I just hit send on my response to the e-mail that so rudely woke me up from my brilliant retirement dream. I will take the opportunity now to look at my calendar and block out some time to start my business's retirement plan. Who knows... maybe I will be off to the manicure before I know it! 

 

1854896TM_Jul19

1. https://www.ssa.gov/planners/lifeexpectancy.html

2. https://hbr.org/2005/03/off-ramps-and-on-ramps-keeping-talented-women-on-the-road-to-success

 

 

 

 

 

 

 

 

 

 

 

 

 

 

 

 

 

 

 

 

Becoming Successful Takes Hard Work.  Staying Successful Takes Planning.

The reality is becoming a successful business owner takes hard work. That means hours and hours dedicated to researching, planning, and building your vision. And whether it takes months or years, at some point your vision becomes reality and you truly find success. Of course everyone measures success differently, but once your business takes off, new challenges emerge.

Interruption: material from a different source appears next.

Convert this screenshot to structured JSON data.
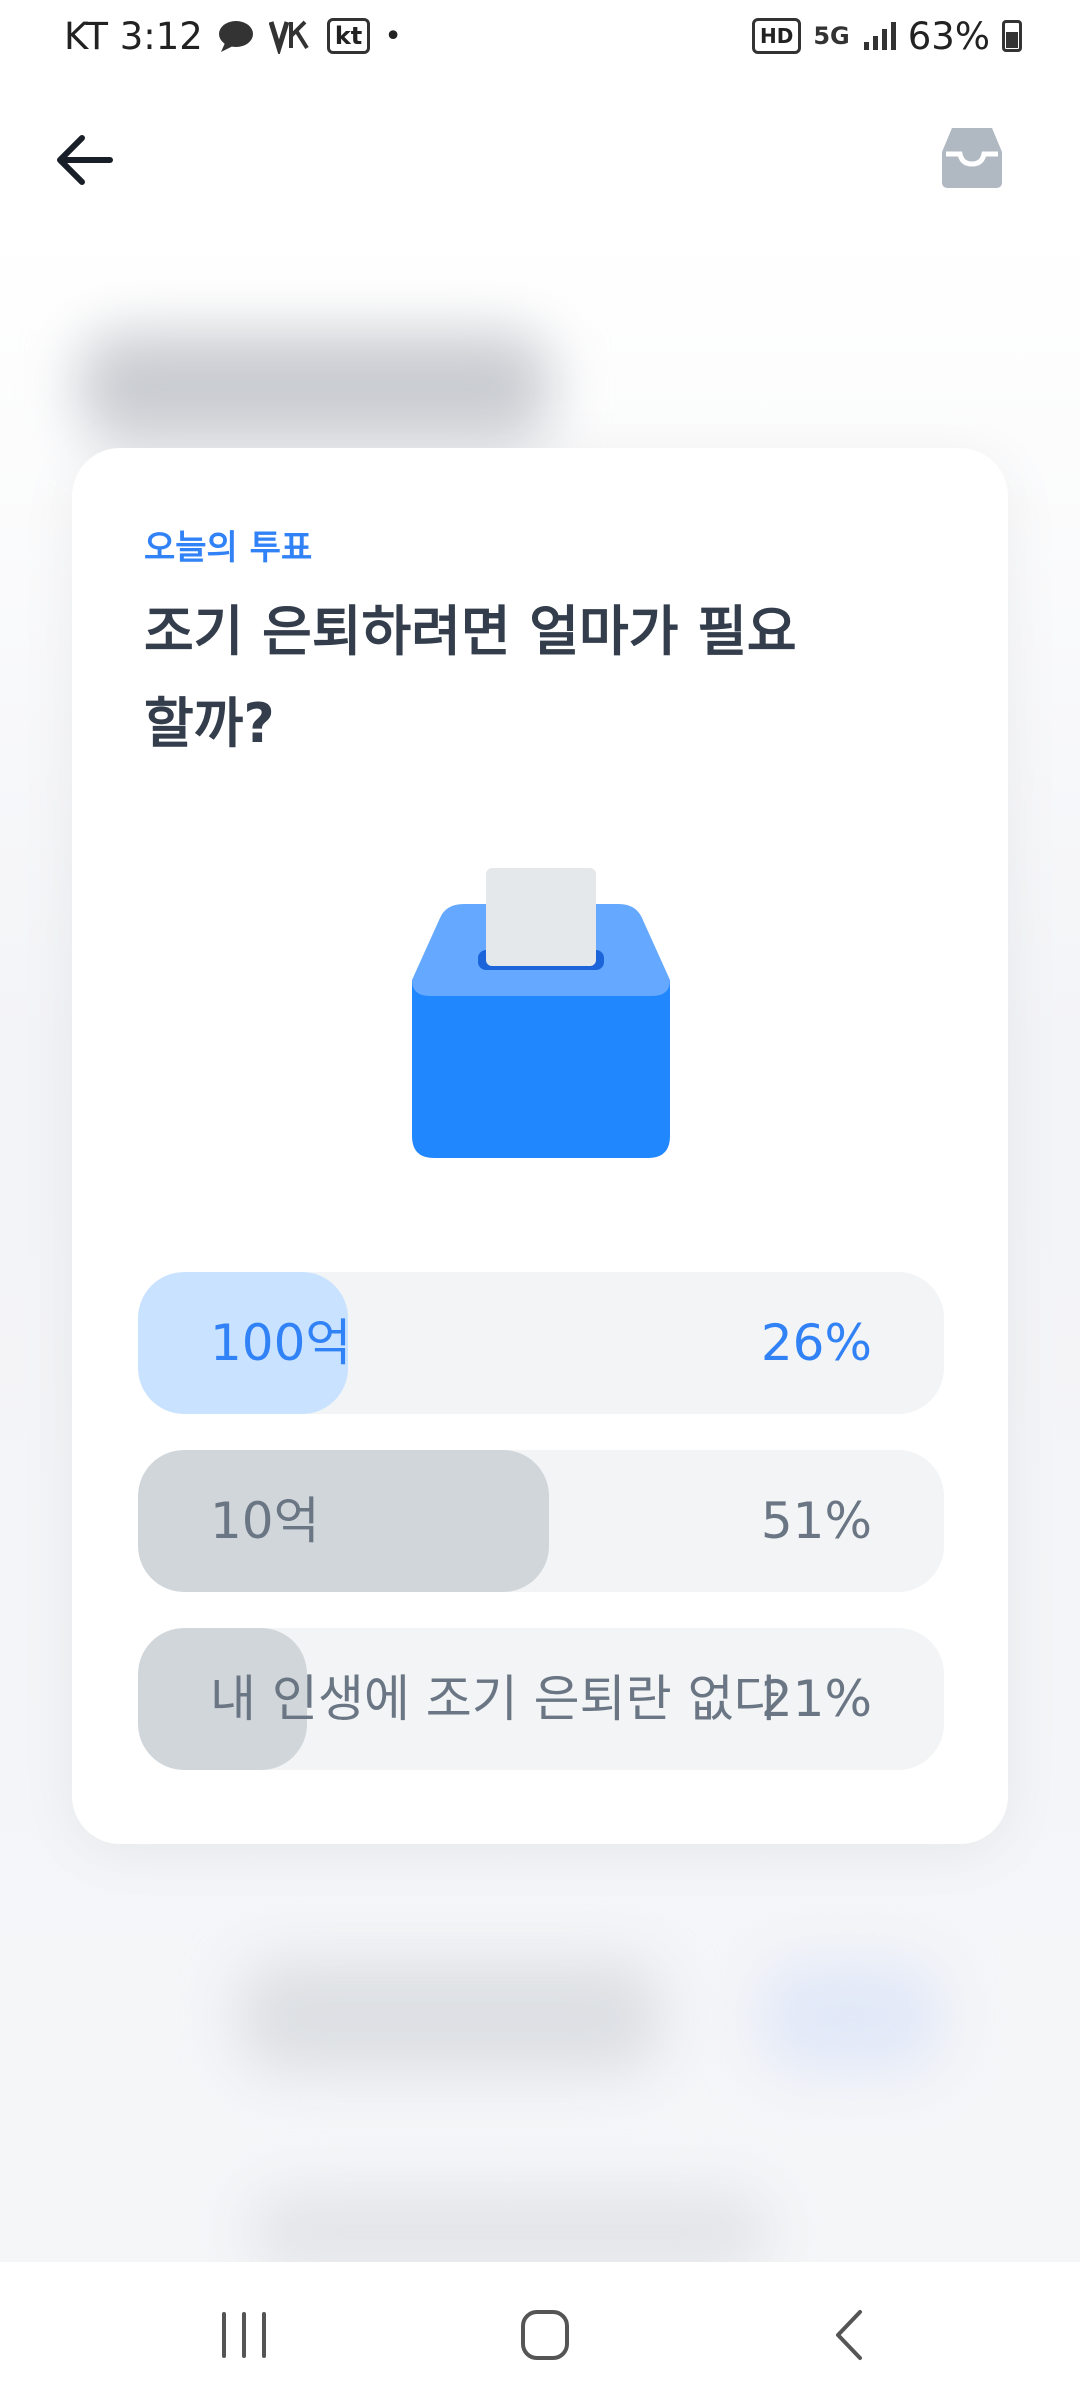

That’s why planning is critical for ongoing business success. Most business owners recognize the importance of planning but feel there just isn’t time. Once you reach a certain level of success, there are now other variables that you need to consider. These are the unforeseen factors that can come out of nowhere and potentially derail the business you worked so hard to build. Things like changes with the economy, taxes, your health or a vital employee can be outside of your control and could make maintaining and growing your business difficult. If you haven’t already addressed these often-overlooked planning areas, consider these potential challenges:

  • Succession Planning. Most people don’t focus on the “what-if’s” that could disrupt business but planning for these can literally save your business. What’s your plan if you get divorced, become disabled or lose a professional license? Or, if you have a business partner, what happens if he or she leaves, passes away or gets divorced?

  • Retirement Planning. If you’re like many people, your business IS your retirement so you re-invest your profits back into the business. There are unique challenges that business owners face with this retirement strategy. Planning now can help you identify the best way to address your particular situation.

  • Employee Planning. Many businesses thrive because there are one or more key employee(s) whose skills, business knowledge and dedication are vital for ongoing success. Protecting your business before losing your most important employee can make a world of difference for long-term success.

  • Estate Planning. Often, business owners think estate planning is only for the very wealthy. But, if the majority of your assets and net worth is tied to the business then it’s critical to have a plan in place in case something happens to you. Especially if you’re married, have children or one or more business partners.

Now that you know more about these potential business pitfalls, including them in your long-term planning can help with ongoing business success. After working so hard to build up your business, don’t leave the future to chance. Set aside time quarterly for ongoing planning that grows and protects your business vision. In addition, develop strategies to address those financial planning areas that may be out of your control.


1695146TM_Feb19

The information in this material is not intended as specific investment or planning advice . It may not be used for the purpose of avoiding any federal tax penalties.

Registered Representative of, and Securities and Investment Advisory services are offered through Hornor, Townsend & Kent, Inc., (HTK), Registered Investment Advisor, Member FINRA/SIPC, 130 Springside Drive, Suite 100, Akron, Ohio 44333. 330.668.9065. Bridger Financial Group and other listed entities are independent of HTK.  HTK does not provide legal and tax advice. Always consult a qualified tax advisor regarding your personal tax situation and a qualified legal professional for your personal estate planning situation.

Check the background of this financial professional on FINRA's BrokerCheck
Check the background of this financial professional on FINRA's BrokerCheck